▶ [Work to complete]
Everything in the entries below except the pictures must be returned exactly.

▶ [Supplied material]
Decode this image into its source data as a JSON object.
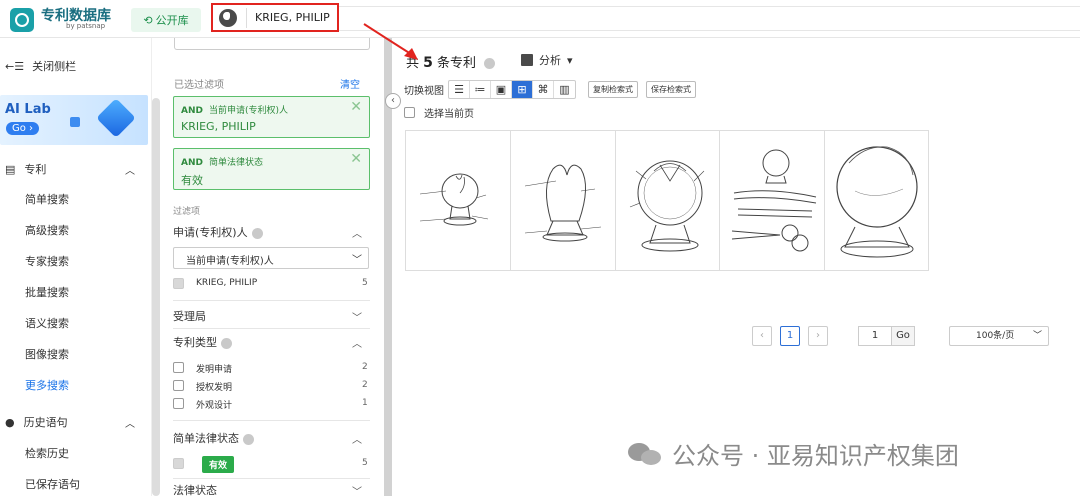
{
  "header": {
    "logo_title": "专利数据库",
    "logo_sub": "by patsnap",
    "public_label": "公开库",
    "search_value": "KRIEG, PHILIP"
  },
  "sidebar": {
    "close_label": "关闭侧栏",
    "ailab": {
      "title": "AI Lab",
      "go": "Go ›"
    },
    "patent_section": "专利",
    "items": [
      "简单搜索",
      "高级搜索",
      "专家搜索",
      "批量搜索",
      "语义搜索",
      "图像搜索",
      "更多搜索"
    ],
    "history_section": "历史语句",
    "history_items": [
      "检索历史",
      "已保存语句"
    ]
  },
  "filters": {
    "applied_title": "已选过滤项",
    "clear_label": "清空",
    "chips": [
      {
        "op": "AND",
        "field": "当前申请(专利权)人",
        "value": "KRIEG, PHILIP",
        "close": "✕"
      },
      {
        "op": "AND",
        "field": "简单法律状态",
        "value": "有效",
        "close": "✕"
      }
    ],
    "filter_title": "过滤项",
    "applicant_group": "申请(专利权)人",
    "applicant_select": "当前申请(专利权)人",
    "applicant_option": {
      "label": "KRIEG, PHILIP",
      "count": "5"
    },
    "office_group": "受理局",
    "type_group": "专利类型",
    "types": [
      {
        "label": "发明申请",
        "count": "2"
      },
      {
        "label": "授权发明",
        "count": "2"
      },
      {
        "label": "外观设计",
        "count": "1"
      }
    ],
    "legal_simple_group": "简单法律状态",
    "legal_simple_option": {
      "label": "有效",
      "count": "5"
    },
    "legal_group": "法律状态"
  },
  "results": {
    "prefix": "共",
    "count": "5",
    "suffix": "条专利",
    "analysis_label": "分析",
    "view_label": "切换视图",
    "copy_query": "复制检索式",
    "save_query": "保存检索式",
    "select_page": "选择当前页"
  },
  "pager": {
    "current": "1",
    "jump_value": "1",
    "go": "Go",
    "per_page": "100条/页"
  },
  "watermark": "公众号 · 亚易知识产权集团"
}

▶ [Solved exercise]
Decode this image into its source data as a JSON object.
{
  "header": {
    "logo_title": "专利数据库",
    "logo_sub": "by patsnap",
    "public_label": "公开库",
    "search_value": "KRIEG, PHILIP"
  },
  "sidebar": {
    "close_label": "关闭侧栏",
    "ailab": {
      "title": "AI Lab",
      "go": "Go ›"
    },
    "patent_section": "专利",
    "items": [
      "简单搜索",
      "高级搜索",
      "专家搜索",
      "批量搜索",
      "语义搜索",
      "图像搜索",
      "更多搜索"
    ],
    "history_section": "历史语句",
    "history_items": [
      "检索历史",
      "已保存语句"
    ]
  },
  "filters": {
    "applied_title": "已选过滤项",
    "clear_label": "清空",
    "chips": [
      {
        "op": "AND",
        "field": "当前申请(专利权)人",
        "value": "KRIEG, PHILIP",
        "close": "✕"
      },
      {
        "op": "AND",
        "field": "简单法律状态",
        "value": "有效",
        "close": "✕"
      }
    ],
    "filter_title": "过滤项",
    "applicant_group": "申请(专利权)人",
    "applicant_select": "当前申请(专利权)人",
    "applicant_option": {
      "label": "KRIEG, PHILIP",
      "count": "5"
    },
    "office_group": "受理局",
    "type_group": "专利类型",
    "types": [
      {
        "label": "发明申请",
        "count": "2"
      },
      {
        "label": "授权发明",
        "count": "2"
      },
      {
        "label": "外观设计",
        "count": "1"
      }
    ],
    "legal_simple_group": "简单法律状态",
    "legal_simple_option": {
      "label": "有效",
      "count": "5"
    },
    "legal_group": "法律状态"
  },
  "results": {
    "prefix": "共",
    "count": "5",
    "suffix": "条专利",
    "analysis_label": "分析",
    "view_label": "切换视图",
    "copy_query": "复制检索式",
    "save_query": "保存检索式",
    "select_page": "选择当前页"
  },
  "pager": {
    "current": "1",
    "jump_value": "1",
    "go": "Go",
    "per_page": "100条/页"
  },
  "watermark": "公众号 · 亚易知识产权集团"
}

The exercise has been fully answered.